Just like its predecessor, the M50x has a great fit that doesn’t get in the way of everyday use. Unlike most on-ear headphones, this one doesn’t rely on a strong clamp to achieve a good seal, therefore it is fairly comfy even in longer sessions. One thing to note, however, is that all pleather pads are prone to becoming sweaty in hotter environments.
Construction wise the M50x is decent, but isn’t the tank that is the venerable HD25-II is. Like almost every other headphone out there, most of the outer construction is plastic, however it feels like it’s the kind of plastic that breaks rather than bends on stress. Both earcups are on hinges which allow them to be folded up for a more compact package. At the same time, every moving part does present more points for wear, tear, and ultimately – failure.
This time Audio Technica has given the M50x a swappable cable and generously included three additional cords. The standard package includes a coiled 1.2 – 3m cable, 3m straight cable and 1.2m portable cable. All three of them feature 1/8’’ TRS jacks and the two longer ones have a thread for 1/4’’ jacks. On the headphone end, M50x have a 2.5mm TRS connector which seems to be proprietary due to a locking groove.

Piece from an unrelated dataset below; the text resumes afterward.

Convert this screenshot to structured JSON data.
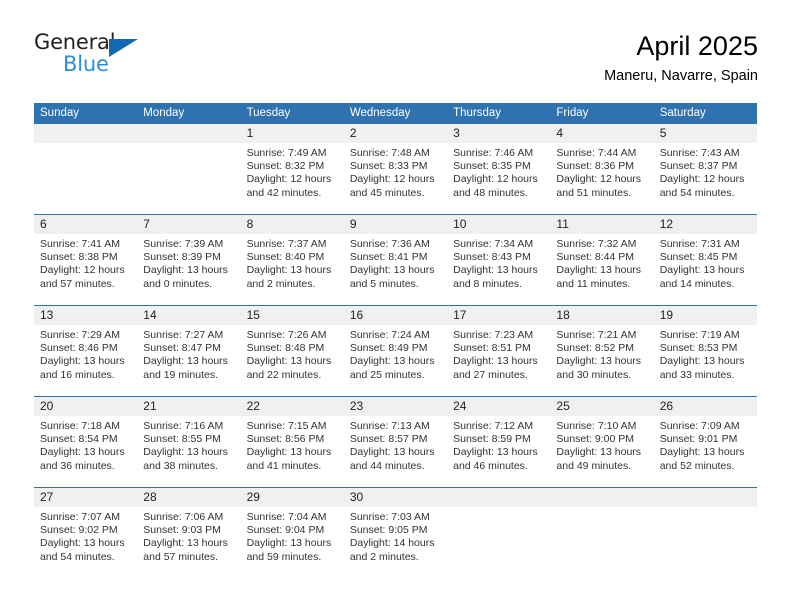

All in all, kudos to Audio Technica for choosing to go this route because with most headphones, cables seem to be the first to prematurely fail.
Most studios tend to stick with their headphones until they disintegrate due to natural or unnatural causes and very few give attention to earpad wear. We recommend swapping out pads as soon as they start changing their initial geometry. Old pads seal worse and let the drivers sit closer to one’s ears, thus changing the initial FR. Fortunately the pads on the M50x are swappable as well, so the user is able to maintain their headphones at peak performance for a longer time.

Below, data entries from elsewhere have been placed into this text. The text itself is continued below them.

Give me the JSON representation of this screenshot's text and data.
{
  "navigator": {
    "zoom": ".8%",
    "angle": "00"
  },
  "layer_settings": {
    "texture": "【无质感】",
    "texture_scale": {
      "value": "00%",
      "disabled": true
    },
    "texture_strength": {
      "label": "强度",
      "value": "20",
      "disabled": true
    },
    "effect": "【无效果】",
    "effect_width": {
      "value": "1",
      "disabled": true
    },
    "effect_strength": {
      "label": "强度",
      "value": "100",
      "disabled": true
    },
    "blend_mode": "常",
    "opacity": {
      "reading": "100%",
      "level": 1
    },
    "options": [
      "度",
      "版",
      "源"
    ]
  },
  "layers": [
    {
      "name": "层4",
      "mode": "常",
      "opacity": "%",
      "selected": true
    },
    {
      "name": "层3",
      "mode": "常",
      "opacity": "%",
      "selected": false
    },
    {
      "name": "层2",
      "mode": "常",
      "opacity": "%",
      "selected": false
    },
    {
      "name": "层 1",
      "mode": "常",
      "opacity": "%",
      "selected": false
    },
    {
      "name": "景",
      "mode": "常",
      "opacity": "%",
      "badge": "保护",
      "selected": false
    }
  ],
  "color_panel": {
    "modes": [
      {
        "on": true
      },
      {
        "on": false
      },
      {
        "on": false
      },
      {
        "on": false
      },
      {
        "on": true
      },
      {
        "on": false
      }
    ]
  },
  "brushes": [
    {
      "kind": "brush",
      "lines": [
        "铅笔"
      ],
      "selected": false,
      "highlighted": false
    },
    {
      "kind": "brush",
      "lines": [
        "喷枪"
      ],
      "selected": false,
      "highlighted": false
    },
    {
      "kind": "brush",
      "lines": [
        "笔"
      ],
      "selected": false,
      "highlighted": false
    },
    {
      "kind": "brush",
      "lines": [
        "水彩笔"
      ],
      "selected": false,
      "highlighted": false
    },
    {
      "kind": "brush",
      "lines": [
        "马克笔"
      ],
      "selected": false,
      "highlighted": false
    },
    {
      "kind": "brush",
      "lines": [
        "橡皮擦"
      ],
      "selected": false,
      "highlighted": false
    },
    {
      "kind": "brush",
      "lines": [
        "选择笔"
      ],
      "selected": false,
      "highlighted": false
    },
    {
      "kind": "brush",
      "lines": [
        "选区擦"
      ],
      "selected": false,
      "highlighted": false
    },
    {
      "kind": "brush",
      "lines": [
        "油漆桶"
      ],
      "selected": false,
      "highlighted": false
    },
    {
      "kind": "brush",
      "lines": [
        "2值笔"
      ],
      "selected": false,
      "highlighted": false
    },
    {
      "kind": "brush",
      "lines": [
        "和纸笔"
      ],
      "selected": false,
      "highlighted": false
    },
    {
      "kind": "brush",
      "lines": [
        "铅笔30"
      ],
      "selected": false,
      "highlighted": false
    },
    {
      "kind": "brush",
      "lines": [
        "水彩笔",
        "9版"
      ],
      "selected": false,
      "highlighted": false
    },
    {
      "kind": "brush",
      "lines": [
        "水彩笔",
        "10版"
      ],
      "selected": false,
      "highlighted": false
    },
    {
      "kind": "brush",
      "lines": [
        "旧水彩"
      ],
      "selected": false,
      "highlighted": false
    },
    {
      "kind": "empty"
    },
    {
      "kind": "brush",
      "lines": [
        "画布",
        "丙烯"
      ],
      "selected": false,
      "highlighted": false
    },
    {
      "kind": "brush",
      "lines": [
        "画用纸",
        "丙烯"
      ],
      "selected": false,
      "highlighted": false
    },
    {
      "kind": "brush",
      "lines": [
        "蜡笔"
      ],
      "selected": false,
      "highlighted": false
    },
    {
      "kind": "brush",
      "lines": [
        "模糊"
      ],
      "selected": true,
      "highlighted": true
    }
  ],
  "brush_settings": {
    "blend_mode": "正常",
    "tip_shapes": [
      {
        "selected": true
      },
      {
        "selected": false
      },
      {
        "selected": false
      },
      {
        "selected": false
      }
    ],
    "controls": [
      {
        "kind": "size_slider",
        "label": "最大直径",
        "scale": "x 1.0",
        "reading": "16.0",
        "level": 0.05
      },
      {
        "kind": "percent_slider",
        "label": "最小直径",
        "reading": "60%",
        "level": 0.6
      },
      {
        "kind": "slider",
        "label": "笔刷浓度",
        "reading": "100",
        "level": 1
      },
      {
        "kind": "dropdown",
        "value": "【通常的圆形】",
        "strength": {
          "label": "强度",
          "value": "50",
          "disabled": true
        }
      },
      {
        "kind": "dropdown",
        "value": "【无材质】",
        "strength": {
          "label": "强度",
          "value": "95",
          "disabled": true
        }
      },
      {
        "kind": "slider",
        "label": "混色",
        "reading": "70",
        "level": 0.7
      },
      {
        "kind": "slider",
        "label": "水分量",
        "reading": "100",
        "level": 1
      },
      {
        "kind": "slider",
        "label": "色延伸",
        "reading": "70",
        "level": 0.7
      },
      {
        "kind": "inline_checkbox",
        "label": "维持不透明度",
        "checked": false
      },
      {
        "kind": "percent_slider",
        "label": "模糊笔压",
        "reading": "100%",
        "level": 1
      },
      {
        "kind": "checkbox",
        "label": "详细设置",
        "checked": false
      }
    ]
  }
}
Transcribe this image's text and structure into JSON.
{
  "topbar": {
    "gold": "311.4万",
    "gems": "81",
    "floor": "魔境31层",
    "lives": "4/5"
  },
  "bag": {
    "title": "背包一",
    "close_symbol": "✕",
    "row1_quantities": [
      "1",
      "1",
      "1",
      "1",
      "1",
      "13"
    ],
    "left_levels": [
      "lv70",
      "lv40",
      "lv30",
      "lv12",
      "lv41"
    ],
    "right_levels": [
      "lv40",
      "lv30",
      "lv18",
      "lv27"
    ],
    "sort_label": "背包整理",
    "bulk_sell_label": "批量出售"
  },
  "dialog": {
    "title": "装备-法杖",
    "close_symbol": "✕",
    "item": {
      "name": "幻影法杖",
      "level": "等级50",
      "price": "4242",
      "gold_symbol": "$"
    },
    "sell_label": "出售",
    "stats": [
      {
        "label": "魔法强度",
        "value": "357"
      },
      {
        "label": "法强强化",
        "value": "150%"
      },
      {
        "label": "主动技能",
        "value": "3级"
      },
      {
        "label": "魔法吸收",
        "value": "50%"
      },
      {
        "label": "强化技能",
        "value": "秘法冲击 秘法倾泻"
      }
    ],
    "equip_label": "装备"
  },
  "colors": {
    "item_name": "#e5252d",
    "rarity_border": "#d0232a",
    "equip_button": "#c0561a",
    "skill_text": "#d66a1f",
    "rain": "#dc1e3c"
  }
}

In terms of noise sealing, the M50x works well, but again is overshadowed by Sennheiser’s HD25-II and many in-ear monitors. The seal should be good enough for mixing in moderately noisy environments and will guard musician’s ears from excessive SPL’s, but most of the time noise will obstruct the finer details. The seal will also keep the user from disturbing others working in close vicinity, good for mixing on the road.
Has ATH hit a homerun again? Could be so – at least for consumers! At the studio professional end, things are a tad more complicated. No doubt, it’s a great headphone with relatively little shortcomings, but the tuning might be too “fun” to be considered reference grade. At the same time M50x’s competition doesn’t fare any better, most of the other closed studio headphones at this price range are starting to show their age. Sennheiser HD25-II scores some hits in the ergonomics department, but its drivers are a bit long in the tooth. Same goes for Sony MDR-7506. Now, Beyerdynamic DT770 is a worthy competitor to M50x sound wise, but the Japanese headphone is able to land some hits with its three detachable cables and superior portability. Everyone at the lab agreed that these headphones calibrate very well and after calibration pose a serious threat to newer higher end closed studio phones like Focal Spirit Pro and maybe even ATH M70x.
In the end, this is a modern headphone meant for modern music. Engineers who work with a lot of bass heavy material will be in for a treat as the M50x offers excellent performance in this regard. They might not mind its other shortcomings, but should keep them in mind. Or they can use calibrated headphones and focus entirely on their work. Sonarworks calibration turns the M50x into one of the best closed headphones at any price.